_YOUR TASK_. Tally the lines in the listing below that contain "name" and report the tally alone.

_SOURCE RECORDS_.
--------------------------------

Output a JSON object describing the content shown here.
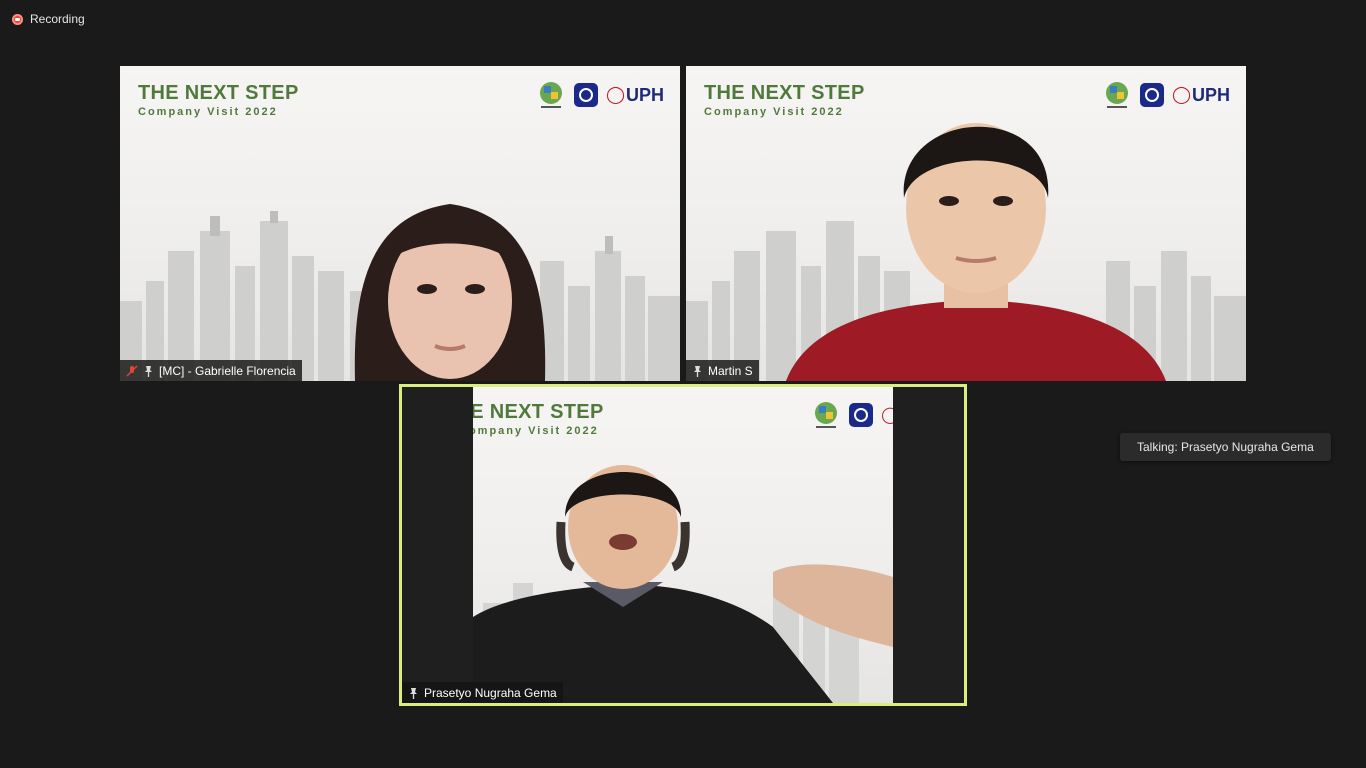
{
  "recording": {
    "label": "Recording"
  },
  "banner": {
    "title": "THE NEXT STEP",
    "subtitle": "Company Visit 2022",
    "logo_text": "UPH"
  },
  "participants": [
    {
      "name": "[MC] - Gabrielle Florencia",
      "muted": true
    },
    {
      "name": "Martin S",
      "muted": false
    },
    {
      "name": "Prasetyo Nugraha Gema",
      "muted": false,
      "active_speaker": true
    }
  ],
  "talking": {
    "label": "Talking: Prasetyo Nugraha Gema"
  },
  "colors": {
    "background": "#1a1a1a",
    "active_speaker_border": "#d8ef7e",
    "banner_green": "#4f7a3c",
    "muted_icon": "#e0453a",
    "recording_dot": "#e0453a"
  },
  "icons": [
    "recording-icon",
    "mic-muted-icon",
    "pin-icon",
    "logo-icon"
  ]
}
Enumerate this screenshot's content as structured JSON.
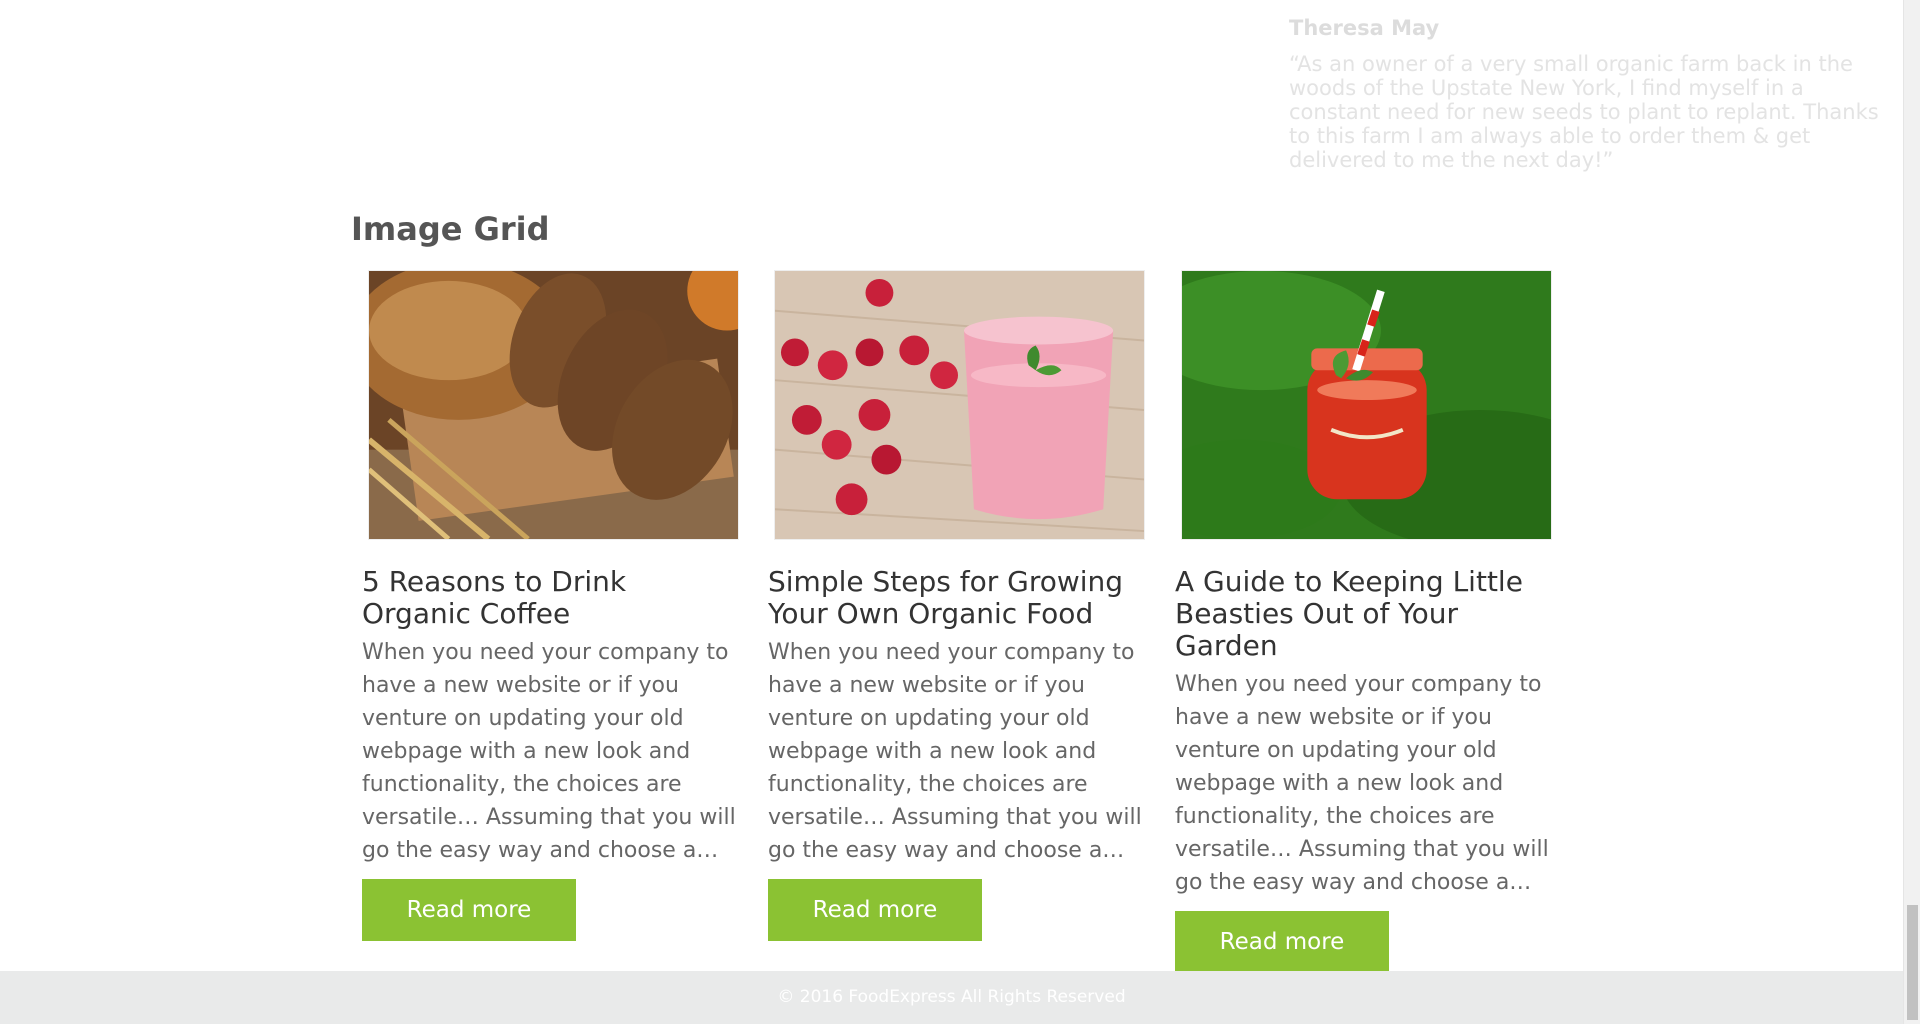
{
  "testimonial": {
    "name": "Theresa May",
    "quote": "“As an owner of a very small organic farm back in the woods of the Upstate New York, I find myself in a constant need for new seeds to plant to replant. Thanks to this farm I am always able to order them & get delivered to me the next day!”"
  },
  "section": {
    "title": "Image Grid"
  },
  "cards": [
    {
      "image": "bread-loaves-image",
      "title": "5 Reasons to Drink Organic Coffee",
      "excerpt": "When you need your company to have a new website or if you venture on updating your old webpage with a new look and functionality, the choices are versatile… Assuming that you will go the easy way and choose a…",
      "button": "Read more"
    },
    {
      "image": "raspberry-smoothie-image",
      "title": "Simple Steps for Growing Your Own Organic Food",
      "excerpt": "When you need your company to have a new website or if you venture on updating your old webpage with a new look and functionality, the choices are versatile… Assuming that you will go the easy way and choose a…",
      "button": "Read more"
    },
    {
      "image": "red-juice-jar-image",
      "title": "A Guide to Keeping Little Beasties Out of Your Garden",
      "excerpt": "When you need your company to have a new website or if you venture on updating your old webpage with a new look and functionality, the choices are versatile… Assuming that you will go the easy way and choose a…",
      "button": "Read more"
    }
  ],
  "footer": {
    "copyright": "© 2016 FoodExpress All Rights Reserved"
  },
  "colors": {
    "accent": "#8bc233",
    "footer_bg": "#e9eaea"
  }
}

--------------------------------

_ANSWER FOR THE TASK_. 4